...but it's making me crazy. I want to move them. I want them to follow the signs. I want to fix the flow of this mess because the door keeps bing-bonging that it's open and it's open because they won't. move. up. The urge to fix this is killing me. I'm a natural organizer. I used to organize people for a living. You can't un-learn that, you know!! And I haven't had coffee. Clearly, I came here for coffee... The people behind me aren't in much better states of being...I can feel the tension mounting.

The very efficient cashier has now said (three times) "Can I help someone??" (Yes, people, that means you!) Ugh. They're going to the cashier's stand diagonally through the barricaded area... Diagonally! Is that what the barricade is for, folks? I think not... And...oh look: It's not a group order at all. They're going up in clusters... First the original woman...then the man and three or four girls...then the late-coming woman and her girls...oh, and this one is waiting for her mom...


As the last group goes up, I shoot a pointed look at the man (who's been milling around and making snidely apologetic -- in that way that isn't really apologetic at all -- comments to me the whole time) and I walk confidently -- dare I say defiantly -- to the sign that says "Please wait here for next available cashier"...and...I wait.

Uh huh. See how I just did that? (...because it can actually work that way)

And the entire queue follows me. And, in my head, the whole line breathes a collective sigh of relief because everything's working correctly again and the universe has been righted and we can get our coffee in the way that Dunkin Donuts intended: quickly and efficiently...with cream...and sprinkles on top.

Truth be told, I feel a little guilty for reacting so strongly to the whole situation.

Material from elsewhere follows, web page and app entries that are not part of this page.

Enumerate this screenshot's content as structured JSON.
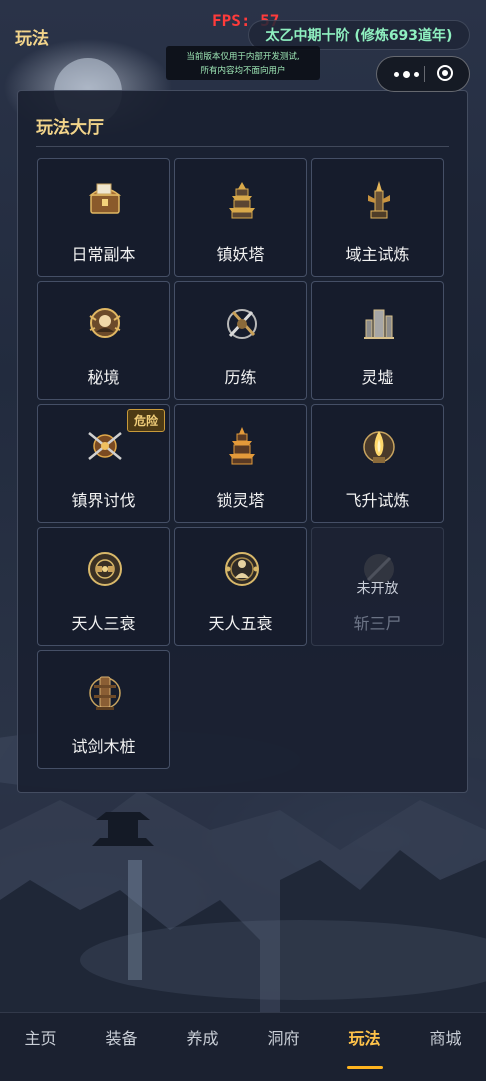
{
  "header": {
    "page_title": "玩法",
    "fps_text": "FPS: 57",
    "realm_text": "太乙中期十阶 (修炼693道年)",
    "notice_line1": "当前版本仅用于内部开发测试,",
    "notice_line2": "所有内容均不面向用户"
  },
  "panel": {
    "title": "玩法大厅",
    "cards": [
      {
        "label": "日常副本",
        "icon": "treasure-chest-icon"
      },
      {
        "label": "镇妖塔",
        "icon": "pagoda-icon"
      },
      {
        "label": "域主试炼",
        "icon": "spire-tower-icon"
      },
      {
        "label": "秘境",
        "icon": "mystic-realm-icon"
      },
      {
        "label": "历练",
        "icon": "training-weapons-icon"
      },
      {
        "label": "灵墟",
        "icon": "spirit-ruins-icon"
      },
      {
        "label": "镇界讨伐",
        "icon": "crossed-blades-icon",
        "badge": "危险"
      },
      {
        "label": "锁灵塔",
        "icon": "spirit-lock-tower-icon"
      },
      {
        "label": "飞升试炼",
        "icon": "ascension-flame-icon"
      },
      {
        "label": "天人三衰",
        "icon": "bagua-emblem-icon"
      },
      {
        "label": "天人五衰",
        "icon": "deity-emblem-icon"
      },
      {
        "label": "斩三尸",
        "icon": "sword-slash-icon",
        "locked_text": "未开放"
      },
      {
        "label": "试剑木桩",
        "icon": "wooden-dummy-icon"
      }
    ]
  },
  "bottom_nav": [
    {
      "label": "主页"
    },
    {
      "label": "装备"
    },
    {
      "label": "养成"
    },
    {
      "label": "洞府"
    },
    {
      "label": "玩法"
    },
    {
      "label": "商城"
    }
  ],
  "colors": {
    "accent_gold": "#f2d48a",
    "fps_red": "#ff3b3b",
    "realm_green": "#8ff0c0",
    "nav_active": "#ffc34a"
  }
}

But I wasn't kidding: East Coasters in their natural state are a particularly heinous lot.


towwas said...

The other day at Five Guys I asked the dudes in front of me (pointedly) if they were in line. They'd left a huge gap, and it was right at the place where people sometimes take the line in another direction! It was a dangerous situation!

They moved up.

I was happy.

towwas said...

I'm also happy about your new non-blogger comment availability. Yay. Since my blog is no longer speaking to me. [sigh]

J.Bro said...

This story strikes me as a very Midwesterner way to handle the situation, so maybe we're not all so different after all. Except Californians. They would have been all, "Duuude - like, what's up? I'm gonna go catch a wave and hang ten, and I'll just come back later if that's cool. Cool." Tell me I'm wrong, Californians. Yeah, that's what I thought.

I Blog, You Blog said...

Oh, well, see...I'm from the Midwest. So yes...the overwhelming urge to fix it, I credit to my Midwestern upbringing... snarky, uncaffeinated attitude about the whole thing (and the need to blog on about it at length), I credit to my newfound East Coastiness.


Anonymous said...

I'm not a midwesterner. I just like line discipline. And I'm revelling in the fact that I can actually post to your blog. Sigh.

towwas said...

This is an experimental post. Feel free to delete it. (It's towwas, btw - which you probably figured.)

BASSO said...

...never would have happened that way in Philly or NYC -- more like Midwesterner Turned Coastie meets Moron and tries not to kill him. You always want things to work the way they are supposed to, sometimes you need to nudge, sometimes you need to hammer. Congratulations on NOT being a Californeite....

Sophist said...

In California, all of the people at the counter would be drinking coffee and looking beautiful and helping one customer every ten minutes. Most of the customers would be chatting away, not noticing that they had been in line for an hour. But a minority of the customers, such as myself (having spent many years on the East Coast and having become accustomed to having a delicious custom sandwich ordered, prepared expertly with no mistakes, and paid for in one minute flat) would be seething quietly, bemoaning the laziness and moronitude of native Californians.